One out of four homebuyers that partner with Twin Cities Habitat for Humanity are single women raising children, and nearly all Habitat homebuyers families include mothers and children. It’s data points like these that fuel the fight for affordable housing with groups like Women of Habitat. Raising over $135,000 during the 2017 annual luncheon this past October, the annual Hope Builders Luncheon brings women together to fundraise, but also puts the spotlight on issues and facts that cannot be ignored. The statistics below demonstrate the wide disparity between renters and homeowners.
Source: Federal Reserve Bulletin
Source: Harvard Study
During this year's luncheon, a panel of experts passionately discussed how affordable housing can help a family create a pathway toward financial independence. The foundation of a stable home paired with affordable mortgages allows families to dedicate resources for health and education that can help provide good nutrition, health care, transportation, education or even savings for the future.
Each family in the homeownership program completes coaching and homeownership training. They receive customized one-on-one financial coaching to talk through their finances and work on any areas that may need improvement, such as credit scores, budgeting, growing savings and/or reducing debt. Not only do Habitat homebuyers learn what’s required to be a successful homeowner, but they also have access to a post-purchase support team that can provide things like home maintenance advice, resources to make community connections, and additional financial guidance, if needed.
SOURCE: Harvard study
It’s not hard to imagine how impactful the transition to homeownership can be for families, and it's an important milestone that we celebrate with home dedications. Homeownership contributes on average $9,000 to $10,000 in wealth creation annually. This is great news for families, but it gets better. A 2015 Wilder study shows that 41% visit the doctor less frequently. 68% say their kids' grades improve and more than twice as many families report no longer needing public assistance
after buying their Habitat home. Habitat homeowners’ reduced reliance on public
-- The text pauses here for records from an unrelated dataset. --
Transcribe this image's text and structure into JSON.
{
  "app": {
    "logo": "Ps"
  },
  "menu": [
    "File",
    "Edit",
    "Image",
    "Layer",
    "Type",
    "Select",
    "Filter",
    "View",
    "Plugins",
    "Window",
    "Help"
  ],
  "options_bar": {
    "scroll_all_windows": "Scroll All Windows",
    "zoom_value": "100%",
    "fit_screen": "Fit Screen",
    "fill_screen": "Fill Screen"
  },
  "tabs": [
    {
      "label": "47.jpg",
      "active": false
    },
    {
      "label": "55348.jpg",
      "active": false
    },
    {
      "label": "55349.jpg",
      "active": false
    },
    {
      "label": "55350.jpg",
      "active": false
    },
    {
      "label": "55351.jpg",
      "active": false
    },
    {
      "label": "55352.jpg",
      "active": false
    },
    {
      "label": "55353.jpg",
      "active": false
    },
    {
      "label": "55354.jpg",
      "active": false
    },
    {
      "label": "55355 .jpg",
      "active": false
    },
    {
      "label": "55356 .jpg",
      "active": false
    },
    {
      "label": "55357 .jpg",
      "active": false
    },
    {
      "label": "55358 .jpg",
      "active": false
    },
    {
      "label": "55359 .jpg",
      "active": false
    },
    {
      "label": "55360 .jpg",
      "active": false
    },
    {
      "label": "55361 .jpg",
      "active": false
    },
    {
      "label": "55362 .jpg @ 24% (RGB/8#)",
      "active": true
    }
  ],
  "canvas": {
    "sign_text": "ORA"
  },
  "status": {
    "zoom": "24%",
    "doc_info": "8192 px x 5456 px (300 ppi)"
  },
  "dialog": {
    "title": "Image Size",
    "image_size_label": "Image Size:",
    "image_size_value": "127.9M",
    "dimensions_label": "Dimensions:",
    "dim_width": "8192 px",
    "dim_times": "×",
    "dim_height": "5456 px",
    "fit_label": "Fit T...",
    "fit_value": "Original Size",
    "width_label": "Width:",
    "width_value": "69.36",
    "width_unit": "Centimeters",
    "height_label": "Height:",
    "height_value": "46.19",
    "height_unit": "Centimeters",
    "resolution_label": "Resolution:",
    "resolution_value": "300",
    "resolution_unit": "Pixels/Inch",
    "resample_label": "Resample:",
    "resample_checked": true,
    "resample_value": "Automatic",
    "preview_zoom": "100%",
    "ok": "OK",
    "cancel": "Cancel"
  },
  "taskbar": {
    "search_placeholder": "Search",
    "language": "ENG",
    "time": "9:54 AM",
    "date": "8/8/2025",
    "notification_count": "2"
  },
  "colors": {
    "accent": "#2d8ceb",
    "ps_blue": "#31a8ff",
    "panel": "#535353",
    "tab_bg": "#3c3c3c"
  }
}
assistance saves Minnesota taxpayers $6.4M to $9.3M each year. Not only do families health and finances improve, but the impact reaches generations, the community, and beyond.